Oral allergy syndrome is a condition in which a person experiences an allergic reaction to certain foods, most commonly fresh vegetables, fruits, and nuts. Unlike other food allergies, oral allergy syndrome is not triggered by the foods themselves. Rather, the allergic response occurs because the body's immune system mistakes food proteins for pollen spores that have similar chemical and physical properties. An individual who is allergic to pollen, then, can experience a reaction when eating foods that have homologous proteins. A person who experiences allergic reactions to food or other pathogens should be evaluated by a medical professional to receive a diagnosis and learn about treatment options.
Pathologists have identified several connections between pollens and foods based on the proteins they contain. An individual who has an allergic reaction to ragweed, for example, may experience a similar reaction after eating bananas, melons, or cucumbers. Allergies to other trees and grasses can cause symptoms when eating tomatoes, cherries, carrots, hazelnuts, or many other common foods.
When a person with oral allergy syndrome eats a food associated with a pollen, his or her immune system recognizes the normally harmless proteins as potential threats. The immune system releases chemicals called histamines to combat the proteins, which causes the mouth, throat, and sinuses to become inflamed and produce mucus. As a result, the person's lips, gums, and tongue swell and his or her eyes become watery and itchy. In the case of a severe reaction, throat swelling can restrict the airways enough to make breathing very difficult.
Most mild cases of oral allergy syndrome can be treated at home with over-the-counter oral antihistamines. If an individual knows which food triggered his or her symptoms, the offensive product should be avoided in the future. Immediate medical care should be sought in the event of a severe reaction that restricts breathing. A doctor can inject a solution of epinephrine or a similar drug to immediately stop the immune system's release of histamines.
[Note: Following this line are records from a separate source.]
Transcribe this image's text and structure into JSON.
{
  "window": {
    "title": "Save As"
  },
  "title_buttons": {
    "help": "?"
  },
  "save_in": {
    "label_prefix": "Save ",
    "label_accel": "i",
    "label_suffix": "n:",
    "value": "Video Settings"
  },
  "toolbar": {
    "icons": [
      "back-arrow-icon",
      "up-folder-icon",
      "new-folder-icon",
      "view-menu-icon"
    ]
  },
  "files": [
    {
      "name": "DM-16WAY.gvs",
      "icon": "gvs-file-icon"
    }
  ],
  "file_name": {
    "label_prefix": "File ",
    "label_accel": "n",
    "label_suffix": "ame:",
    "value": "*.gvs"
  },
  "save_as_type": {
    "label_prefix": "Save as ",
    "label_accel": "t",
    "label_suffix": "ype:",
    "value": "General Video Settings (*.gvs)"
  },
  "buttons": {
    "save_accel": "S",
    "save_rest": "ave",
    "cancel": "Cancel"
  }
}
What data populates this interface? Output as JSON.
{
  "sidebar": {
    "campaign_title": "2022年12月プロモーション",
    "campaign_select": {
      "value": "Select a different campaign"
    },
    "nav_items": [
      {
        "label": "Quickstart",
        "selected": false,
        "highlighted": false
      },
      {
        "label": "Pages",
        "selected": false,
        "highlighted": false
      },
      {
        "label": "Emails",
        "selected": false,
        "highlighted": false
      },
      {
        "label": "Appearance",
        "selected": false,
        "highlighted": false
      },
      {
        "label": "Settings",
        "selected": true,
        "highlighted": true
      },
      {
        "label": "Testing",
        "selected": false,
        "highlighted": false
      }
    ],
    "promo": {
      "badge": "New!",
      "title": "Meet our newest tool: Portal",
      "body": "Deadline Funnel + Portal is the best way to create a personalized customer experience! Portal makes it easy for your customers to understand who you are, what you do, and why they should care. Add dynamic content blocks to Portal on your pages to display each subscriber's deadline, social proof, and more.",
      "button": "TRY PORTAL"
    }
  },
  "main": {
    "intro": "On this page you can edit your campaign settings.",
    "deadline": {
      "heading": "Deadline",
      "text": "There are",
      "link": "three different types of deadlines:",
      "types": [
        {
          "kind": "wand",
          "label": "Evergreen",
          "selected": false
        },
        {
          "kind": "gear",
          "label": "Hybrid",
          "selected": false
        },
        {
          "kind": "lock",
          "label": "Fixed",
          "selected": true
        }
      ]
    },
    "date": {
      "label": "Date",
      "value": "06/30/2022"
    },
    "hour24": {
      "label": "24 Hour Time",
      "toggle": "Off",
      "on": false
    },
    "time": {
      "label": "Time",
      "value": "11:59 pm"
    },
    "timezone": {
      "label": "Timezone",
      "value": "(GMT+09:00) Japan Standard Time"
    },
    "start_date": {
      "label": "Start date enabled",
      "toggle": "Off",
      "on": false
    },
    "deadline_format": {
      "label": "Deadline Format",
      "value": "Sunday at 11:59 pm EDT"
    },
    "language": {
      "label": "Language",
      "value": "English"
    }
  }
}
Following immediate treatment, a patient is usually tested for specific allergens. A specialist can conduct a series of blood or skin-prick tests to determine which pollens and corresponding foods trigger an immune system response. After identifying the causes of oral allergy syndrome, the doctor may decide to prescribe an allergy medication or arrange for the patient to receive regular allergy shots to help manage symptoms. By following the doctor's recommendations and staying away from known triggers, a person with oral allergy syndrome can usually avoid future problems.